[Start of section]
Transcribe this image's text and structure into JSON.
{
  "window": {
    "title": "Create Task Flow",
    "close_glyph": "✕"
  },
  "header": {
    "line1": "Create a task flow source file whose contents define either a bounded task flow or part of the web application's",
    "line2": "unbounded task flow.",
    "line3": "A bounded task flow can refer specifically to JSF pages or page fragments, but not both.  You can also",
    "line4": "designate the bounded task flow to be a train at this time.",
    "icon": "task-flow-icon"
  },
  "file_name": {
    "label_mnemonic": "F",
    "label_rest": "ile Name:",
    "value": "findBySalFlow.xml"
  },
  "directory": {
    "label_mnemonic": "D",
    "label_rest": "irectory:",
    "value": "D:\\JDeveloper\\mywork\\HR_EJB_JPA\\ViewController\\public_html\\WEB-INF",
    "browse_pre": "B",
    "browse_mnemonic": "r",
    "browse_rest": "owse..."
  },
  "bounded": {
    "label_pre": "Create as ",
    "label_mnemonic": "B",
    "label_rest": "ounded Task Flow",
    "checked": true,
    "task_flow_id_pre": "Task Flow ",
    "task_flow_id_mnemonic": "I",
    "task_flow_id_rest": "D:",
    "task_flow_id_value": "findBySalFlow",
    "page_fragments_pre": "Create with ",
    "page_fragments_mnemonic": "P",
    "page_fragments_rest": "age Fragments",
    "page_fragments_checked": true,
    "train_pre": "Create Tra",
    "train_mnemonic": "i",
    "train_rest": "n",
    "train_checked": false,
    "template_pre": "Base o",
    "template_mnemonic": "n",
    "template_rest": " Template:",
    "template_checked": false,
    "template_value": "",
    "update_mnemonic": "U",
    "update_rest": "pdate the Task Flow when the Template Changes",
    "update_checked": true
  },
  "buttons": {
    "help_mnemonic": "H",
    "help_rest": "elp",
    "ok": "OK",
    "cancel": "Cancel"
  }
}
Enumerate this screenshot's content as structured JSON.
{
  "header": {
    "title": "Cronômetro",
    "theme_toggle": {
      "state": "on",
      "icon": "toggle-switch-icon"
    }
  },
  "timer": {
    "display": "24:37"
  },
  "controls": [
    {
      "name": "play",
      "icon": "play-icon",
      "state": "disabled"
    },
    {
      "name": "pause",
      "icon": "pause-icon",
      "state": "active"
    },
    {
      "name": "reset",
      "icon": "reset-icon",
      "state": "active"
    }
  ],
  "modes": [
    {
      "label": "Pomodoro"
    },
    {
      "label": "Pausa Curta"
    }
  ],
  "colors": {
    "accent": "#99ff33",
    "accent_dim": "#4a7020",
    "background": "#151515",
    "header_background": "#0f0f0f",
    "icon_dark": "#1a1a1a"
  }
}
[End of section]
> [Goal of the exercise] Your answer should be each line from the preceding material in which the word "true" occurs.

> [Task output]
    "checked": true,
    "page_fragments_checked": true,
    "update_checked": true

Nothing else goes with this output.